Letting go is sort of an ideal for those who practice mindfulness. It sounds simple, easy. In real life, though, it's often complicated and difficult, or can even appear impossible. It's not uncommon to want to be rid of a habit of thought or an attitude and find that no amount of "letting go" will make it go.

What's the trick to letting go? Come this Sunday, 7-8:30 and we'll look at the actual process by which our minds change. Maybe we'll let go of some misconceptions about it. And it's quite possible we'll end up more relaxed about the whole thing. Bring a friend.

See you then,

September 3, 2012

Practice for the Week: The Six Sense Spheres: Fetters

Hello Everyone,

Thanks for coming last night on this beautiful holiday weekend. Remember to save the dates! Saturday November 10th from 9-5 pm will be our first daylong at the church. All three of us will be teaching and leading the day of practice.

Sunday, December 2nd, the Sunday after Thanksgiving weekend, the nuns from Aloka Vihara will be coming to visit us and we can request they do a dharma talk. Here is the link to their website to find out all about them. Do please listen to the dhamma talks by Ayya Anandaboddhi and/or Ayya Santacitta as one of these nuns will be coming along with a novice to visit us. It would be good to get a flavour of how they teach before you come. They are here:

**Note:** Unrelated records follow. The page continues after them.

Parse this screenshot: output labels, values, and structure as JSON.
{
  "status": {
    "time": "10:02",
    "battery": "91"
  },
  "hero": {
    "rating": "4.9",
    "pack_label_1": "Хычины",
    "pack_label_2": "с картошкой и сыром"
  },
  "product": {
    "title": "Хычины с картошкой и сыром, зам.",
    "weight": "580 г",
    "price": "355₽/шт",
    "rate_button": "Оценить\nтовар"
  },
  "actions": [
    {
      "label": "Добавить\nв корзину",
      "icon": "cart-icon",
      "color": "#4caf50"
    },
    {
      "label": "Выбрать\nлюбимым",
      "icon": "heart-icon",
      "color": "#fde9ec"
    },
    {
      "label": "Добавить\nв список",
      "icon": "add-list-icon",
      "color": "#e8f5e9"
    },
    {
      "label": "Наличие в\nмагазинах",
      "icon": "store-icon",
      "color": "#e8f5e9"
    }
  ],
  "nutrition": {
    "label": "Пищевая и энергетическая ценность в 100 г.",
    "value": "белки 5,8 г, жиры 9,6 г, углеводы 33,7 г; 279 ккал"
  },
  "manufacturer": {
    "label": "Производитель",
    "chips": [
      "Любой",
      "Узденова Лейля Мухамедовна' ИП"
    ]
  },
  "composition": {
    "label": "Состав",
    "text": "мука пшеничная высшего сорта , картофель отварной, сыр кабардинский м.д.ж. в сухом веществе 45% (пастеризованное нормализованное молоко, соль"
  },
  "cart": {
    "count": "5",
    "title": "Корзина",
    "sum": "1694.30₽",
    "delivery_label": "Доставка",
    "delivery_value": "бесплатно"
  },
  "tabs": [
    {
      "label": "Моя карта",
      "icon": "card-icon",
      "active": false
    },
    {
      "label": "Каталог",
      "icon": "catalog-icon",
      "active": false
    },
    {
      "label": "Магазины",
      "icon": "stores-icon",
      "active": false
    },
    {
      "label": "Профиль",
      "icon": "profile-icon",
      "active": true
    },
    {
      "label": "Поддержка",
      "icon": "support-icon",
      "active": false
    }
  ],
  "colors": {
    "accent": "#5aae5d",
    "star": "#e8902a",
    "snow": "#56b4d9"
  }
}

In the second set of instructions of the Buddha, he showed us how to work with the fetters that arise when they meet one or more of the 6 sense spheres through which we experience moment after moment in  our daily lives.

To prevent an unarisen fetter from arising, think of the triggers that usually bring the episode of greed, hatred or delusion and set the intention to avoid it, sidestep it or find another way of meeting it when it appears. i.e. if you know that you tend to drink too much at business parties, set the intention to not drink or only drink water before entering the party and notice what could be different about one's experience of the party.

In knowing what conditions led to the arising of the fetter, reflecting back on times during which we have been steeped in greed, hatred or delusion and seeing the patterns of behaviour or situation that comes up that encourages this fetter to make its appearance in our relations with ourselves and others. Working with the body sensations when the fetter is present, makes for good practice for future transgressions because the body can clue us in to the arising of red flag warnings that we may be about to say or do something unskillful.

If we get caught and find ourselves in the middle of acting out a fetter, there is still hope! Backtrack to vedana, discerning whether it's pleasant, unpleasant or neutral, whatever the sense object is at the moment, how it feels in the body, and just staying present with all that is happening - thoughts, sensations, contractions, etc at that moment. Noticing the increased mental activity attempting to add more fuel to the fire, etc.

As we are staying fully present in the craving and clinging step of Dependent Origination (see second attachment sent in previous email) and apply Wise Attention, we may actually get to see the process of craving and clinging end without having acted out on it in an unwholesome way. When this happens, really highlight and enjoy this moment of being out of the grip of whatever it was that led one to believe that we need this in order to be happy.

Then, reflect on how this fetter can be prevented from arising in the future. Avoiding sitting at the computer just to "browse" and check out my wish lists on various retail websites, know that walking by my favorite bakery is going to tempt me to have just one cookie, etc etc.

And last but not least, remember that Mahasi Sayadaw is known to have said: "100% of our dukkha is due to the defilements of the mind" It's never too late to engage in Mind Training now!

When I return to teach again on October 14th, I will begin offering teachings on the counterparts to the main three fetters/poisons/defilements of greed, hatred and delusion which are generosity, lovingkindness and wisdom respectively.

with much gratitude and metta for your practice,